Proteins from tissues and cell cultures (20–50 μg) were separated on SDS-PAGE gel (4–15%; Bio-Rad)34. After the transfer, the blots were incubated overnight at 4 °C with polyclonal antibody against Arrb2 (1:1,000, rabbit, cell signalling, catalogue #3857), PSD-95 (1:1,000, mouse, Millipore, catalogue #1598), synaptophysin (1:500, mouse; Millipore, catalogue #MAB368), NR2A/GluN2A (1:1,000, mouse, NeuroMab, catalogue #75-288), NR2B/GluN2B (1:1,000, mouse, NeuroMab, catalogue #75-097), N-cadherin (1:1,000, mouse, sigma, catalogue #c3865), Flag (1:5,000, mouse, sigma, catalogue #f3165), and GFP (1:1,000, Abcam, catalogue #ab6556). For loading control, the blots were probed with beta tubulin (β-TUB) antibody (1:5,000, mouse; Millipore, catalogue #MAB3408). These blots were further incubated with HRP-conjugated secondary antibody, developed in ECL solution (Pierce), and the chemiluminescence was revealed by Bio-Rad ChemiDoc XRS for 1–5 min.
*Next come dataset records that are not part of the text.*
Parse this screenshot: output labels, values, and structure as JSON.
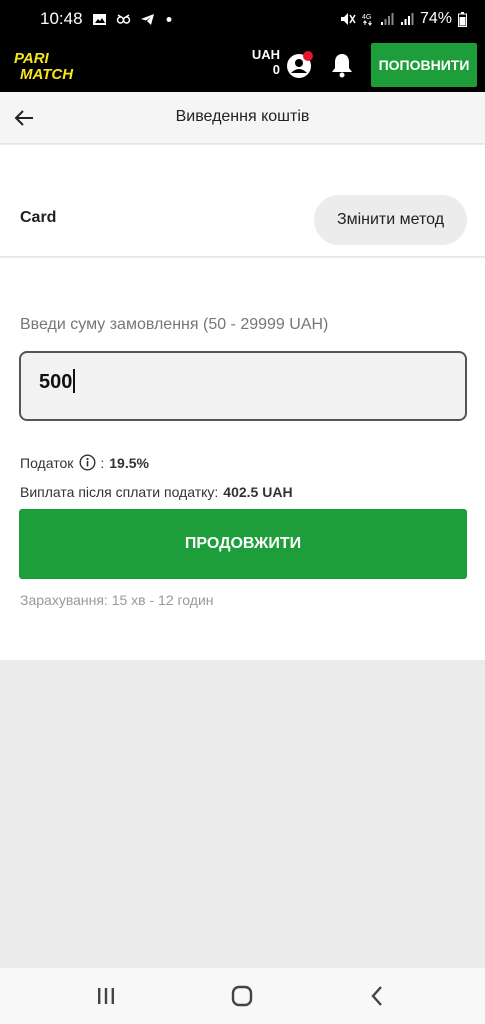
{
  "status_bar": {
    "time": "10:48",
    "battery": "74%",
    "icons": [
      "gallery-icon",
      "owl-icon",
      "telegram-icon",
      "dot-icon",
      "mute-icon",
      "network-4g-icon",
      "signal-icon",
      "signal-icon",
      "battery-icon"
    ],
    "network": "4G"
  },
  "header": {
    "logo_text": [
      "PARI",
      "MATCH"
    ],
    "currency": "UAH",
    "balance": "0",
    "deposit_label": "ПОПОВНИТИ",
    "colors": {
      "brand_yellow": "#f5e61c",
      "green": "#1e9e3a",
      "notification_dot": "#e5152b"
    }
  },
  "page": {
    "title": "Виведення коштів"
  },
  "method": {
    "name": "Card",
    "change_label": "Змінити метод"
  },
  "form": {
    "amount_label": "Введи суму замовлення (50 - 29999 UAH)",
    "amount_value": "500",
    "tax_label": "Податок",
    "tax_separator": ":",
    "tax_value": "19.5%",
    "payout_label": "Виплата після сплати податку:",
    "payout_value": "402.5 UAH",
    "continue_label": "ПРОДОВЖИТИ",
    "credit_note": "Зарахування: 15 хв - 12 годин"
  },
  "nav": {
    "icons": [
      "recent-apps-icon",
      "home-icon",
      "back-nav-icon"
    ]
  }
}
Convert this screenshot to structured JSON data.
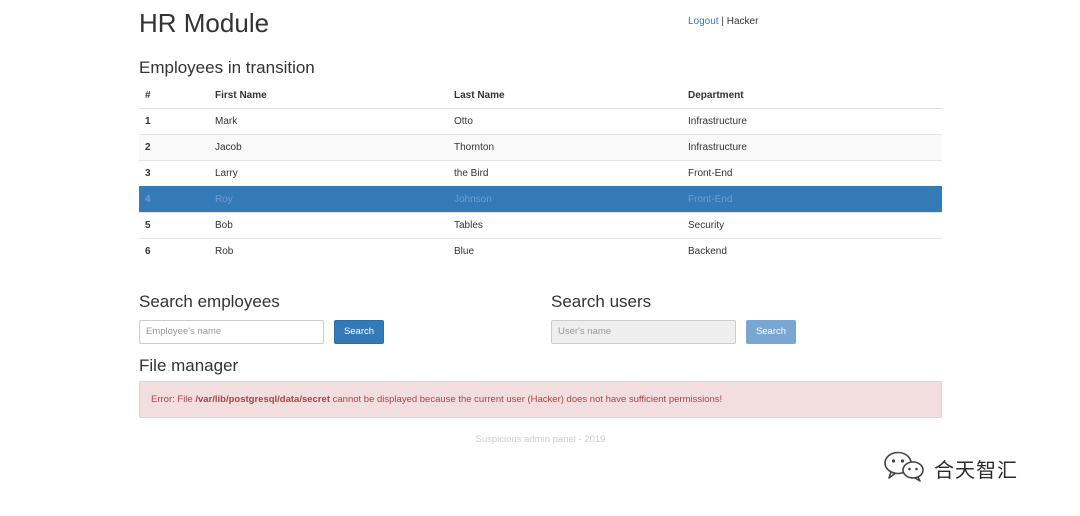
{
  "header": {
    "title": "HR Module",
    "logout_label": "Logout",
    "separator": " | ",
    "username": "Hacker"
  },
  "employees": {
    "title": "Employees in transition",
    "columns": [
      "#",
      "First Name",
      "Last Name",
      "Department"
    ],
    "rows": [
      {
        "num": "1",
        "first": "Mark",
        "last": "Otto",
        "dept": "Infrastructure"
      },
      {
        "num": "2",
        "first": "Jacob",
        "last": "Thornton",
        "dept": "Infrastructure"
      },
      {
        "num": "3",
        "first": "Larry",
        "last": "the Bird",
        "dept": "Front-End"
      },
      {
        "num": "4",
        "first": "Roy",
        "last": "Johnson",
        "dept": "Front-End"
      },
      {
        "num": "5",
        "first": "Bob",
        "last": "Tables",
        "dept": "Security"
      },
      {
        "num": "6",
        "first": "Rob",
        "last": "Blue",
        "dept": "Backend"
      }
    ]
  },
  "search_employees": {
    "title": "Search employees",
    "placeholder": "Employee's name",
    "button_label": "Search"
  },
  "search_users": {
    "title": "Search users",
    "placeholder": "User's name",
    "button_label": "Search"
  },
  "file_manager": {
    "title": "File manager",
    "error_prefix": "Error: File ",
    "error_path": "/var/lib/postgresql/data/secret",
    "error_suffix": " cannot be displayed because the current user (Hacker) does not have sufficient permissions!"
  },
  "footer": {
    "text": "Suspicious admin panel - 2019"
  },
  "watermark": {
    "text": "合天智汇",
    "icon": "wechat-icon"
  },
  "colors": {
    "primary": "#337ab7",
    "selected_row": "#337ab7",
    "alert_bg": "#f2dede",
    "alert_text": "#a94442"
  }
}
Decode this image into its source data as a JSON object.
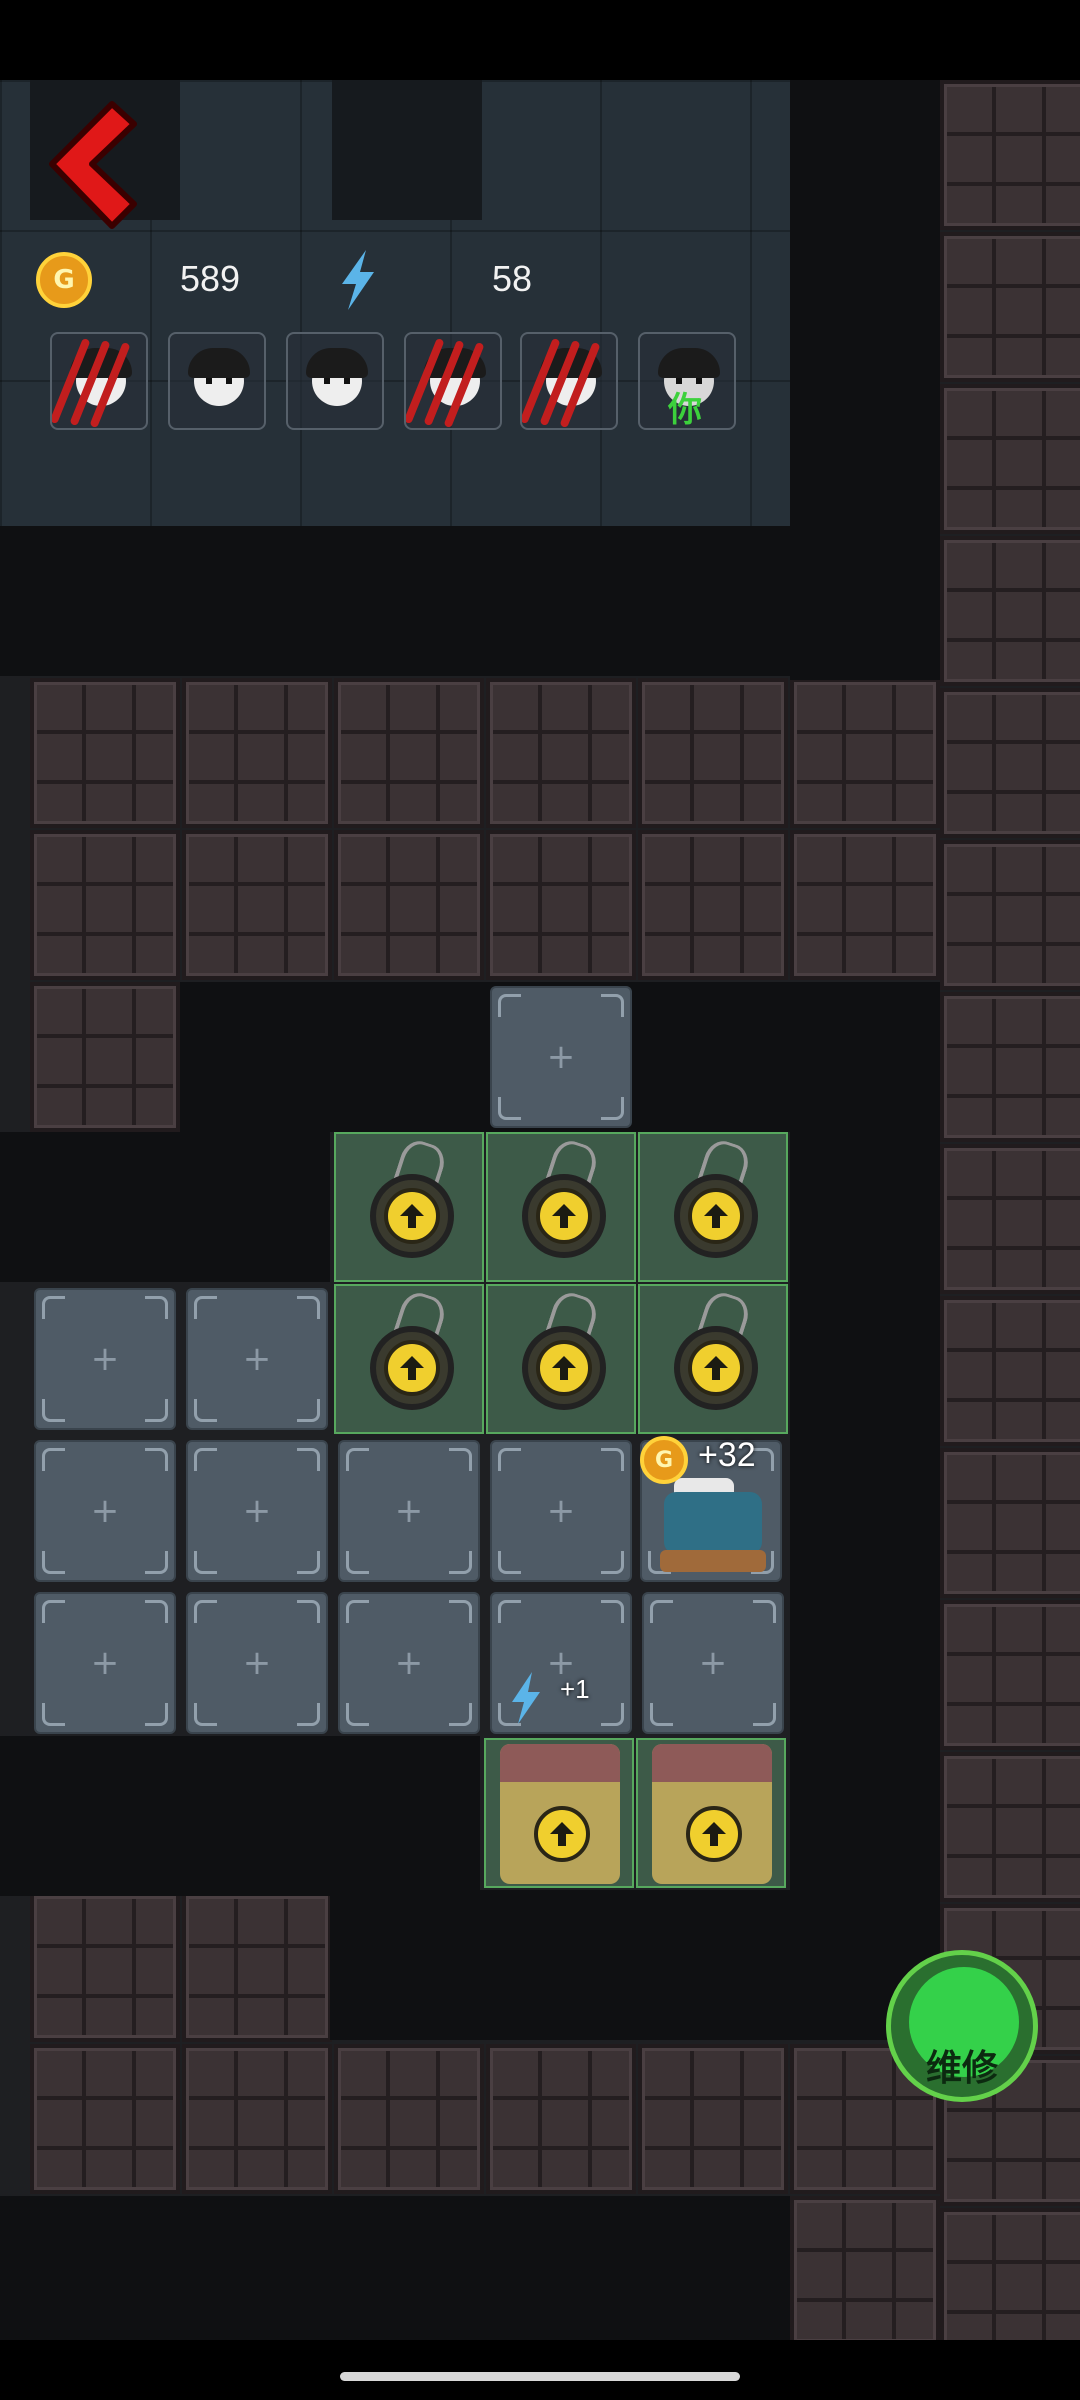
{
  "hud": {
    "gold_value": "589",
    "energy_value": "58",
    "coin_symbol": "G",
    "coin_icon": "gold-coin-icon",
    "energy_icon": "lightning-icon"
  },
  "players": [
    {
      "name": "player-slot-1",
      "state": "attacked"
    },
    {
      "name": "player-slot-2",
      "state": "normal"
    },
    {
      "name": "player-slot-3",
      "state": "normal"
    },
    {
      "name": "player-slot-4",
      "state": "attacked"
    },
    {
      "name": "player-slot-5",
      "state": "attacked"
    },
    {
      "name": "player-slot-you",
      "state": "self",
      "label": "你"
    }
  ],
  "board": {
    "bed_income": "+32",
    "energy_income": "+1",
    "repair_label": "维修",
    "plus_symbol": "+"
  },
  "colors": {
    "accent_gold": "#f0cf2e",
    "upgrade_cell": "#3d5a48",
    "empty_cell": "#4f5b66",
    "repair_green": "#34d14a",
    "back_red": "#e01818"
  }
}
Specific bands were evaluated by apparent molecular sizes. The intensity of the selected bands was analysed using NIH Image J software. Western gel images have been cropped for presentation. Full size gel images are presented in Supplementary Figs 8a-c.

Primary cultures of DRG neurons and single-cell PCR

We aseptically removed DRGs from 4 to 5 week-old mice and digested the tissues with collagenase (1.25 mg ml−1, Roche) and dispase-II (2.4 units ml−1, Roche) for 90 min, followed by 0.25% trypsin for 8 min at 37 °C. We plated cells on slide chambers coated with poly-D-lysine and laminin or on plates coated with poly-D-lysine and grew them in a neurobasal defined medium (with 2% B27 supplement) in the presence of 5 μM AraC, at 37 °C, with 5% CO2/95% air for 24 h before experiments. A single cell was aspirated into a patch pipette, gently put into a reaction tube containing reverse transcription reagents, and incubated for 1 h at 50 °C (superscript III, Invitrogen)66. The cDNA product was then used in separate PCR. The sequences of all the primers used for single-cell PCR are described in Supplementary Table 2. The 1st and 2nd round PCR was performed using ‘outer’ primers and ‘inner’ primers, respectively. A negative control was obtained from pipettes that did not harvest any cell contents. The PCR products were displayed on ethidium bromide-stained 1.5% agarose gels. Gel images have been cropped for presentation, and full size images are presented in Supplementary Fig. 8b.

Statistical analyses

All data were expressed as mean±s.e.m. Biochemical, behavioural and electrophysiological data were analysed using Student’s t-test (two groups) or Two-Way or One-Way ANOVA followed by post-hoc Bonferroni test26,43. The criterion for statistical significance was P<0.05.

Data availability

The data that support the findings of this study are available from the corresponding author on request.

Additional information

How to cite this article: Chen, G. et al. β-arrestin-2 regulates NMDA receptor function in spinal lamina II neurons and duration of persistent pain. Nat. Commun. 7:12531 doi: 10.1038/ncomms12531 (2016).